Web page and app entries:
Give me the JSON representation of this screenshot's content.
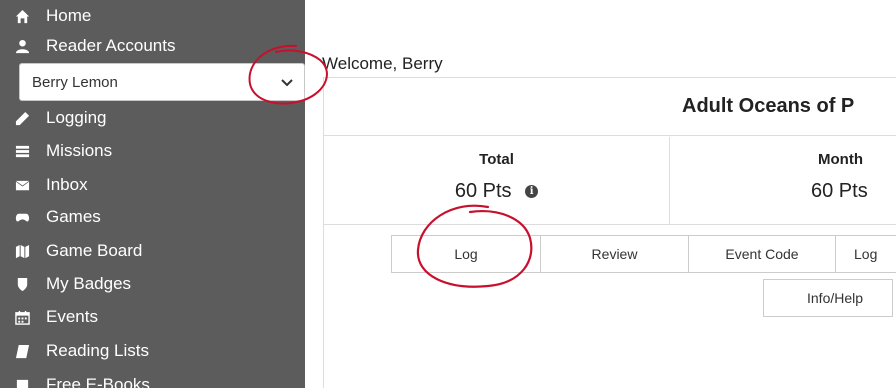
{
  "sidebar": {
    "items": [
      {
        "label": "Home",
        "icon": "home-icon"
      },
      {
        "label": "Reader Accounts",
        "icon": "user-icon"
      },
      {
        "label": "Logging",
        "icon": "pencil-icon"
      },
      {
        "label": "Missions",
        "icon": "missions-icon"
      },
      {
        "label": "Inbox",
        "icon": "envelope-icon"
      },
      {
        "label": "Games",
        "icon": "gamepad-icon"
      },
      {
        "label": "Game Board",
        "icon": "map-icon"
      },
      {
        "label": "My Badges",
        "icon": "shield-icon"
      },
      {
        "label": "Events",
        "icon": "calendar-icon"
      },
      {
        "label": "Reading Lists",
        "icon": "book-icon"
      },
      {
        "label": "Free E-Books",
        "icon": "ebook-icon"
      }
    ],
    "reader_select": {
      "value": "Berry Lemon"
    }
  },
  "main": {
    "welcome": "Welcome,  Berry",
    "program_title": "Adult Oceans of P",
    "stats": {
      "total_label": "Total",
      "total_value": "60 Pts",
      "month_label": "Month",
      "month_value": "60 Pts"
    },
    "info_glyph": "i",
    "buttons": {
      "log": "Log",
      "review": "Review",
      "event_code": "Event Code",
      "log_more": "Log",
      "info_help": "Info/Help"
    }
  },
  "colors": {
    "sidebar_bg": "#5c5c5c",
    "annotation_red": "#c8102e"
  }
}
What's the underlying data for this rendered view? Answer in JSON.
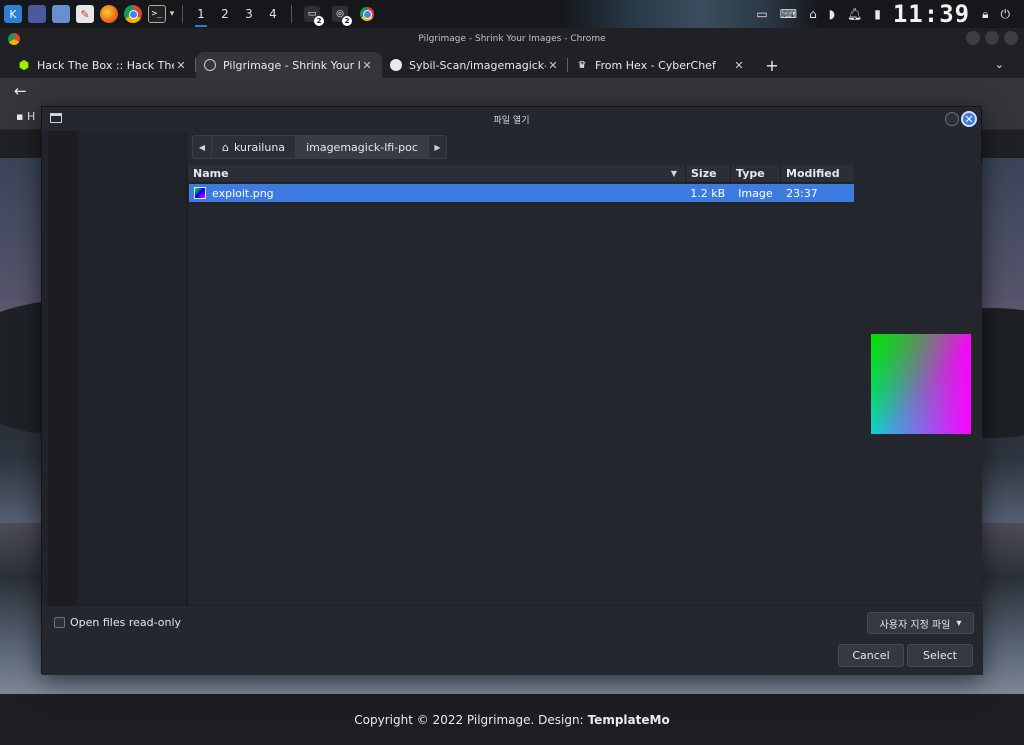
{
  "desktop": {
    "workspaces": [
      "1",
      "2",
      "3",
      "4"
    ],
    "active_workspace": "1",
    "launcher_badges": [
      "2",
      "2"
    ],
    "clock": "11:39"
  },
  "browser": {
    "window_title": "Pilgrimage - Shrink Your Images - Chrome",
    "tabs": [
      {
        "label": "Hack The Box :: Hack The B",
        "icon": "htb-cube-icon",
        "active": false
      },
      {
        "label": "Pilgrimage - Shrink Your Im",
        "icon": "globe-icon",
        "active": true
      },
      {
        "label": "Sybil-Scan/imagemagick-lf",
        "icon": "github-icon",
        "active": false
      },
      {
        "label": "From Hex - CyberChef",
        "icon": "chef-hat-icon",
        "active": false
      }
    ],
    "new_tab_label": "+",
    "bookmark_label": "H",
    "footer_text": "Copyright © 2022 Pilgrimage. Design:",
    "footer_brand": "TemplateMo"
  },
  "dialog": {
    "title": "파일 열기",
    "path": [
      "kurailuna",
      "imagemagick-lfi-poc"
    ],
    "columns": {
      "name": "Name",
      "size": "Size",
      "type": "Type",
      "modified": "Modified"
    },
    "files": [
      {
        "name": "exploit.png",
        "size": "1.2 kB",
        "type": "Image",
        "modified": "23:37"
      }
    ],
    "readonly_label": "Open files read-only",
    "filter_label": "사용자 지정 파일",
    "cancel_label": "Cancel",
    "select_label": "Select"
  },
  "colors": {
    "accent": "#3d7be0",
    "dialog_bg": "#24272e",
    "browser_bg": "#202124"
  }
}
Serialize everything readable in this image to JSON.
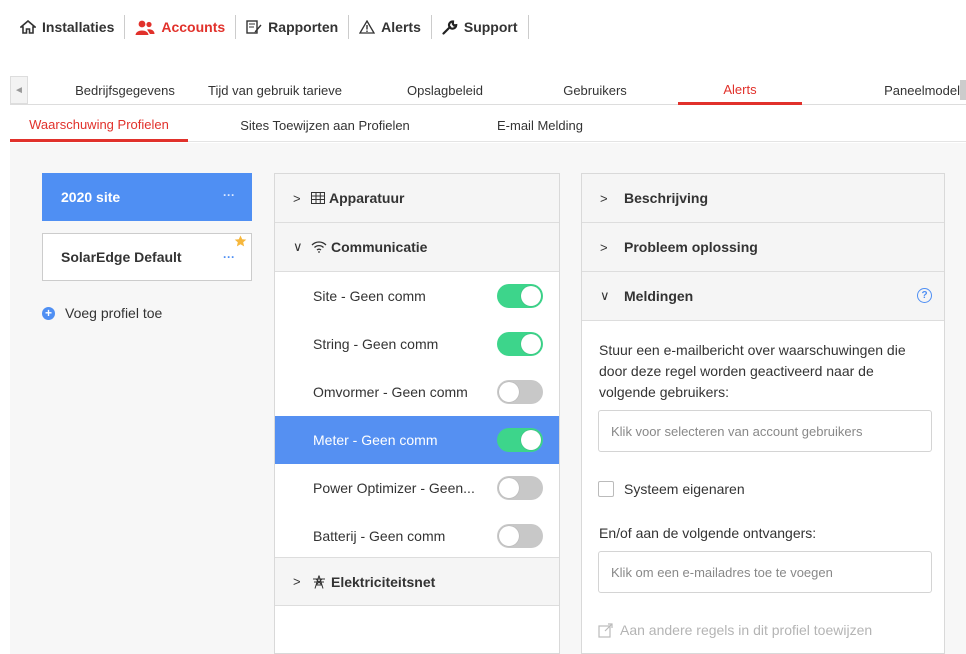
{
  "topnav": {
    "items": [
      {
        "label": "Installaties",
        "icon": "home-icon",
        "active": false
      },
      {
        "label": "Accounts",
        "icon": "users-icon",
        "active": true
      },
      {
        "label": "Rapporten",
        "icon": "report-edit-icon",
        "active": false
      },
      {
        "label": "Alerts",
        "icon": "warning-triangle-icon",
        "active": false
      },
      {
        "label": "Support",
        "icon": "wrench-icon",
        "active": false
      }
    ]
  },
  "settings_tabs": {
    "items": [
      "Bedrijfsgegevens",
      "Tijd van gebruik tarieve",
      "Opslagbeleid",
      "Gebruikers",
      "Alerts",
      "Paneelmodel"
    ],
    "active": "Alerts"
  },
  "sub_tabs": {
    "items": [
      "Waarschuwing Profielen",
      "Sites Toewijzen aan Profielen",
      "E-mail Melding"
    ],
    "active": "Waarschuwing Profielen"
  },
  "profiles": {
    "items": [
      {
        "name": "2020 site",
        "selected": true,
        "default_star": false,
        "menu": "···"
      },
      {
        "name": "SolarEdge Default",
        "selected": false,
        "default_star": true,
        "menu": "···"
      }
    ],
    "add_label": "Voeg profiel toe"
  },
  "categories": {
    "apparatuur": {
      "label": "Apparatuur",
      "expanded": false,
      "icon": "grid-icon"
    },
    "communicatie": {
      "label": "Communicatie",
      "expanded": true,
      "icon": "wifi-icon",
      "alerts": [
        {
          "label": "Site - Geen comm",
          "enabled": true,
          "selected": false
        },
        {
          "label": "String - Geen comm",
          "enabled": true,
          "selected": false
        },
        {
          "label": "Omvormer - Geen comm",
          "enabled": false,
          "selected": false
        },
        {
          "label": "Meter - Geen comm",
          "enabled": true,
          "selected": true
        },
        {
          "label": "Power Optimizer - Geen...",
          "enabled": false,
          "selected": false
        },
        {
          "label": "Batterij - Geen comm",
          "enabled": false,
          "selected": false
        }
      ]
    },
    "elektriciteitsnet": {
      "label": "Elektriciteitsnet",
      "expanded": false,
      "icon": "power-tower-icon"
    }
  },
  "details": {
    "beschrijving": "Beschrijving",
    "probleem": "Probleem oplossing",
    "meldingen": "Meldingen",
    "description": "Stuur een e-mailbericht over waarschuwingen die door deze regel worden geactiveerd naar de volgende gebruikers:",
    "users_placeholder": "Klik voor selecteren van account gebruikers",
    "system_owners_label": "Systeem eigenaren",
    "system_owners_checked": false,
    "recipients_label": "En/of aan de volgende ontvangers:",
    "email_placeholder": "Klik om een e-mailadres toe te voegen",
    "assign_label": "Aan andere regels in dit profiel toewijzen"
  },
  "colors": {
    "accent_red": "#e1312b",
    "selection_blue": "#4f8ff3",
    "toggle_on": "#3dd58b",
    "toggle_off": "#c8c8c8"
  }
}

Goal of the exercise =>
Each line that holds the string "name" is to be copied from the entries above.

Answer to this task =>
      "name": "Name",
        "name": "exploit.png",
        "name": "2020 site",
        "name": "SolarEdge Default",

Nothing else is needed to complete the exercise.